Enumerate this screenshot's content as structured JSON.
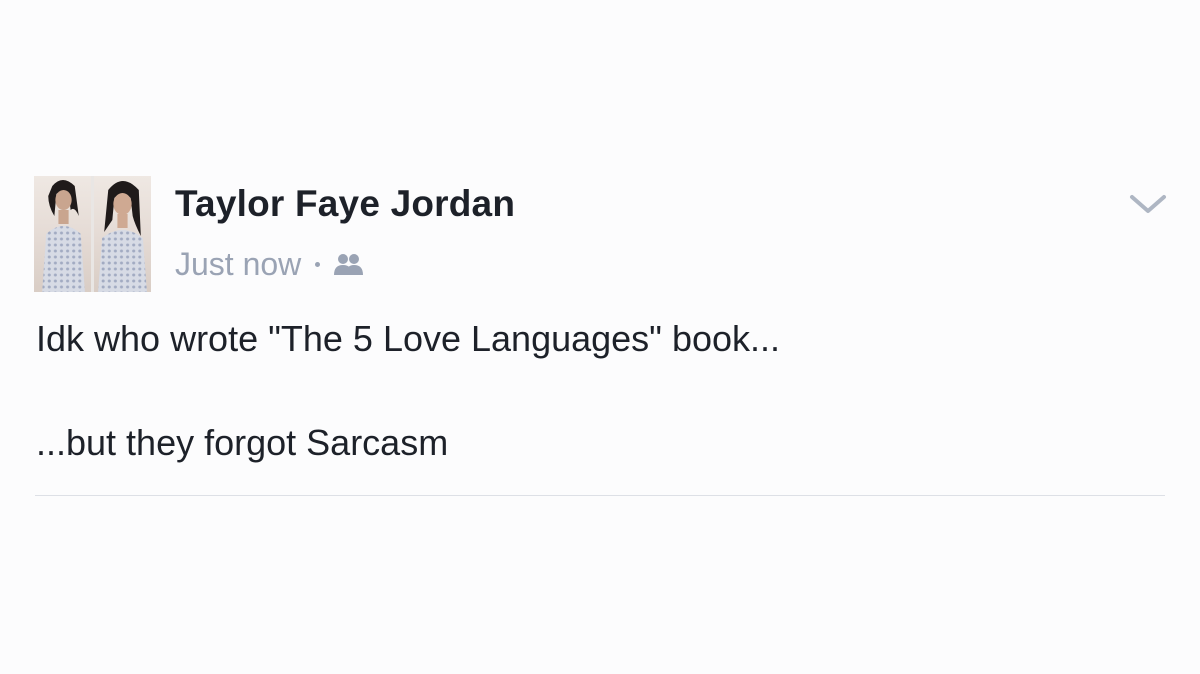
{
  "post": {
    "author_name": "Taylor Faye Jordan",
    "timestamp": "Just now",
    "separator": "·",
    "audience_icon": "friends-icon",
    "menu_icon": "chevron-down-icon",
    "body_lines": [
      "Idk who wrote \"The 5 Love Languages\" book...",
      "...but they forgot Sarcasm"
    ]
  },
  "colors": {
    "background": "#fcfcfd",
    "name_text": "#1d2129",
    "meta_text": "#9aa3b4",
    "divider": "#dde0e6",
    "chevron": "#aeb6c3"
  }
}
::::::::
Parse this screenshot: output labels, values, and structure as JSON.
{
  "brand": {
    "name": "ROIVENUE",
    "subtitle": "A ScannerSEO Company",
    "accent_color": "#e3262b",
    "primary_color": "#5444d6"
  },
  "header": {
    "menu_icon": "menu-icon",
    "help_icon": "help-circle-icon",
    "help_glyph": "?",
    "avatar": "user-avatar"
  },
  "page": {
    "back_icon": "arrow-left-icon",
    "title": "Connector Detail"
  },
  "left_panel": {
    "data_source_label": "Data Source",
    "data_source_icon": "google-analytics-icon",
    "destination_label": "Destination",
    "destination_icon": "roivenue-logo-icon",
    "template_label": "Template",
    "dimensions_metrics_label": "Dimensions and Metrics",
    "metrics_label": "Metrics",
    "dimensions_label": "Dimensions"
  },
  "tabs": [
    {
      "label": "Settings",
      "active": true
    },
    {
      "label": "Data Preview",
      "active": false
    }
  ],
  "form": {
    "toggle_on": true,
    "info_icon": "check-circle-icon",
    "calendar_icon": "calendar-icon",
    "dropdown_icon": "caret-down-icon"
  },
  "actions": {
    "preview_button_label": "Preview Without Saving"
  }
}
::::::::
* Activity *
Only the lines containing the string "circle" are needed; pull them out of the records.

* Written reply *
    "help_icon": "help-circle-icon",
    "info_icon": "check-circle-icon",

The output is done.